  1. 1. Hicks R, Becker S, Cousins D (2008) eds. MEDMARX data report. A report on the relationship of drug names and medication errors in response to the Institute of Medicine's call for action. Rockville, MD: US Pharmacopeia.
  2. 2. Cohen MR (2007) ed Medication errors. Washington, DC: American Pharmaceutical Association.
  3. 3. Aspden P, Wolcott J, Bootman JL, Cronenwett LR (2007) Preventing medication errors. Washington, DC: The National Academies Press.
  4. 4. Cina JL, Gandhi TK, Churchill W, Fanikos J, McCrea M, et al. (2006) How many hospital pharmacy medication dispensing errors go undetected? Jt Comm J Qual Patient Saf 32(2): 73–80.
  5. 5. Barker KN, Flynn EA, Pepper GA, Bates DW, Mikeal RL (2002) Medication errors observed in 36 health care facilities. Arch Intern Med 162: 1897–1903.
  6. 6. Poon EG, Keohane CA, Yoon CS, Ditmore M, Bane A, et al. (2010) Effect of Bar-Code Technology on the Safety of Medication Administration. N Engl J Med 362(18): 1698–1707.
  7. 7. Flynn EA, Barker KN, Carnahan BJ (2003) National observational study of prescription dispensing accuracy and safety in 50 pharmacies. J Am Pharm Assoc (Wash) 43(2): 191–200.
  8. 8. Lambert BL, Lin S-J, Tan HK (2005) Designing safe drug names. Drug Saf (28): 495–512.
  9. 9. U. S. Food and Drug Administration. Guidance for industry: Best practices in developing proprietary names for drugs. Silver Spring, MD: U. S. Department of Health and Human Services; 2014.
  10. 10. Darker IT, Gerret D, Filik R, Purdy KJ, Gale AG (2011) The influence of ‘Tall Man’ lettering on errors of visual perception in the recognition of written drug names. Ergonomics. Jan 2011 54(1): 21–33.
  11. 11. Filik R, Price J, Darker I, Gerrett D, Purdy K, Gale A (2010) The influence of tall man lettering on drug name confusion: a laboratory-based investigation in the UK using younger and older adults and healthcare practitioners.
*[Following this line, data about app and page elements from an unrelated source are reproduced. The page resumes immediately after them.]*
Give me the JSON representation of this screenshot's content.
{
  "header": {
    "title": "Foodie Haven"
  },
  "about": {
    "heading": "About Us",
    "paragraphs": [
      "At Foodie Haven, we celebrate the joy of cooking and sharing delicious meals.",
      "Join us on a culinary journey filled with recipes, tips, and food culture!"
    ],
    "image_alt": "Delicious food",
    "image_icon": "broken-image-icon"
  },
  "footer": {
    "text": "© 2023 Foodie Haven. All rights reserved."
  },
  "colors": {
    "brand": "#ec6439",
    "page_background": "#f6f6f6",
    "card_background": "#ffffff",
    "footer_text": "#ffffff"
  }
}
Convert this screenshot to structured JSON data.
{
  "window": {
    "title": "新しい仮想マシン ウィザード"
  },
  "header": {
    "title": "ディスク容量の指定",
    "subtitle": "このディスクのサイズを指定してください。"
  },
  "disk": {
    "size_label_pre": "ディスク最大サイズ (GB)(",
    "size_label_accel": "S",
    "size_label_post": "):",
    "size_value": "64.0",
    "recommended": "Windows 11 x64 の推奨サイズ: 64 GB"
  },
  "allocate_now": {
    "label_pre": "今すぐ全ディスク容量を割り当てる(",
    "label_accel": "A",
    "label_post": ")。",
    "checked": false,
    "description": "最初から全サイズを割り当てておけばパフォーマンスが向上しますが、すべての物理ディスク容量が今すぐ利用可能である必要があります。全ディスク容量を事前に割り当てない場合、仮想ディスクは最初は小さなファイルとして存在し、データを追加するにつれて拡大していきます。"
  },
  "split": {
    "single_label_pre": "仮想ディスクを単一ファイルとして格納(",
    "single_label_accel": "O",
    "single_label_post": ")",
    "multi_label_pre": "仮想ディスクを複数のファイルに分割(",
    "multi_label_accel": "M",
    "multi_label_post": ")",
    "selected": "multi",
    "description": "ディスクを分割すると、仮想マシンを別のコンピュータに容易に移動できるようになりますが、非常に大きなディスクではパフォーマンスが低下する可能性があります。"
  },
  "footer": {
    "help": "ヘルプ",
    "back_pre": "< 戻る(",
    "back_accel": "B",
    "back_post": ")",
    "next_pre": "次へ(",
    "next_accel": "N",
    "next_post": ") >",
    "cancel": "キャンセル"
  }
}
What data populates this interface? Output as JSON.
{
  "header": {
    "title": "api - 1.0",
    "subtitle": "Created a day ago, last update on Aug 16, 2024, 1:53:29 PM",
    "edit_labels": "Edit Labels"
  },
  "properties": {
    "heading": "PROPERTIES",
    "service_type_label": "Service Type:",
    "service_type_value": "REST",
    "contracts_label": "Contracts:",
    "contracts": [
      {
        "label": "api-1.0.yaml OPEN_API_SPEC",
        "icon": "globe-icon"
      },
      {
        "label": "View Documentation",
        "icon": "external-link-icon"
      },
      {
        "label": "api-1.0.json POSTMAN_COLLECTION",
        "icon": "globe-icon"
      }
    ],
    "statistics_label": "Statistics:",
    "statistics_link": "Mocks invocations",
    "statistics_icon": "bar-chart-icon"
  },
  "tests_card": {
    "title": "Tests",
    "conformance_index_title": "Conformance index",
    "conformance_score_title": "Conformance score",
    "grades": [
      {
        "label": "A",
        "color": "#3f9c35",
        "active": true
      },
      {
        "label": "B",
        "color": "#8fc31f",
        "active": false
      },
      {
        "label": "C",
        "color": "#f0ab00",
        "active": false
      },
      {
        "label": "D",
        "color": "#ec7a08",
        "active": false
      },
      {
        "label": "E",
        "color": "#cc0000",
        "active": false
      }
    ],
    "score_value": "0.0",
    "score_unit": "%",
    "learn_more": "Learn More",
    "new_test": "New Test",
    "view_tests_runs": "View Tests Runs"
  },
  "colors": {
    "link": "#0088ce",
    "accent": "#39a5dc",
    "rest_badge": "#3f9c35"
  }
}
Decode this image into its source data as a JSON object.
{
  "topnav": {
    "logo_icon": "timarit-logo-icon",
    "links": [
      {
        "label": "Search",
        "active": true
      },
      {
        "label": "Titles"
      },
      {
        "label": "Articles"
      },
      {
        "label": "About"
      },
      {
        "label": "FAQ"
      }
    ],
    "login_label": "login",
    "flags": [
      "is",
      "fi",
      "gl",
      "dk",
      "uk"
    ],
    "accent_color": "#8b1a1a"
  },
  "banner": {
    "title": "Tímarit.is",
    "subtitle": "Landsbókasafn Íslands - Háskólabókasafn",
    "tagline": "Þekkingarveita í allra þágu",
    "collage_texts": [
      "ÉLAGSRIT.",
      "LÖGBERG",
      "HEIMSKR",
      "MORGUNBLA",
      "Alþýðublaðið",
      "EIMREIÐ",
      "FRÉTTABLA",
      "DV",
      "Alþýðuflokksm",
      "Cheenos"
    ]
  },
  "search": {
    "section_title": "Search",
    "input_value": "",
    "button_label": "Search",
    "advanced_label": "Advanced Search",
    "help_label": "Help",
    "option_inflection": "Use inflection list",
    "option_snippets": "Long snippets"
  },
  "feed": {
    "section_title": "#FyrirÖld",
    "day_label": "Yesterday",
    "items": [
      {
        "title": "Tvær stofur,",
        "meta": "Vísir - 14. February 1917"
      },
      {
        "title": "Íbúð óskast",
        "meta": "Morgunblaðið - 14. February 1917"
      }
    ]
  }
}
Drug Saf 33(8): 677–687.
  12. 12. Irwin A, Mearns K, Watson M, Urquhart J (2013) The effect of proximity, Tall Man lettering, and time pressure on accurate visual perception of drug names Hum Factors. Apr 2013 55(2): 253–266.
  13. 13. Galanter W, Hier D, Jao C, Sarne D (2010) Computerized physician order entry of medications and clinical decision support can improve problem list documentation compliance Int J Med. Inform (79) 332–338.
  14. 14. Falck S, Adimadhyam S, Meltzer DQ, Walton SM, Galanter WL. A trial of indication based prescribing of antihypertensive medications during computerized order entry to improve problem list documentation. Int J Med Inform. in press.
  15. 15. Walton SM, Galanter WL, Rosencranz H, Meltzer D, Stafford RS, et al.. (2011) A trial of inpatient indication based prescribing during computerized order entry with medications commonly used off-label. Appl Clin Inf 2: (94–103).
  16. 16. Galanter W, Falck S, Burns M, Laragh M, Lambert BL (2013) Indication-based prescribing prevents wrong-patient medication errors in computerized provider order entry (CPOE). J Am Med Inform Assoc 20(3): 477–481.
  17. 17. Galanter WL, Didomenico RJ, Polikaitis A (2005) A Trial of Automated Decision Support Alerts for Contraindicated Medications Using Computerized Physician Order Entry. J Am Med Inform Assoc 12(3): 269–274.
  18. 18. Raschke RA, Gollihare B, Wunderlich TA, Guidry JR, Leibowitz AI, et al. (1998) A computer alert system to prevent injury from adverse drug events: development and evaluation in a community teaching hospital. JAMA 280(15): 1317–1320.
  19. 19. Kondrak G, Dorr B (2006) J (2006) Automatic identification of confusable drug names. Artif Intell Med 36: 29–42.
  20. 20. Lambert BL, Lin S-J, Gandhi SK, Chang K-Y (1999) Similarity as a risk factor in drug name confusion errors: The look-alike (orthographic) and sound-alike (phonological) model. Med Care 37(12): 1214–1225.
  21. 21. ISMP (2010) ISMP's list of confused drug names. Available: Accessed April 25, 2011.
  22. 22. Lambert BL (2008) Recent developments in the prevention and detection of drug name confusion. In: Hicks RW, Becker SC, Cousins DD, eds.MEDMARX data report. A report on the relationship of drug names and medication errors in response to the Institute of Medicine's call for action. Rockville, MD: Center for the Advancement of Patient Safety, US Pharmacopeia 10–15.